● **Task instructions**
Your output should contain every record, unchanged.

● **Input for this task**

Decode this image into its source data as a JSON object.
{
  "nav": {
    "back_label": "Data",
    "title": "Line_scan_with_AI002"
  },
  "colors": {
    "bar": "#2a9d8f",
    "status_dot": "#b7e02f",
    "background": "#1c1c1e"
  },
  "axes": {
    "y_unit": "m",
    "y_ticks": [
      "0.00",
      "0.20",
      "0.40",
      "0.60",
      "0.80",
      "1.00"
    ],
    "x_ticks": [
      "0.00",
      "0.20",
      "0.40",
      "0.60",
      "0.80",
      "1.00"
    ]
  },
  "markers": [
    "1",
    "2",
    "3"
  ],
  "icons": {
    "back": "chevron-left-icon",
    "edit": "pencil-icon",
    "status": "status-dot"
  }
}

● **Response**
Decode this image into its source data as a JSON object.
{
  "nav": {
    "back_label": "Data",
    "title": "Line_scan_with_AI002"
  },
  "colors": {
    "bar": "#2a9d8f",
    "status_dot": "#b7e02f",
    "background": "#1c1c1e"
  },
  "axes": {
    "y_unit": "m",
    "y_ticks": [
      "0.00",
      "0.20",
      "0.40",
      "0.60",
      "0.80",
      "1.00"
    ],
    "x_ticks": [
      "0.00",
      "0.20",
      "0.40",
      "0.60",
      "0.80",
      "1.00"
    ]
  },
  "markers": [
    "1",
    "2",
    "3"
  ],
  "icons": {
    "back": "chevron-left-icon",
    "edit": "pencil-icon",
    "status": "status-dot"
  }
}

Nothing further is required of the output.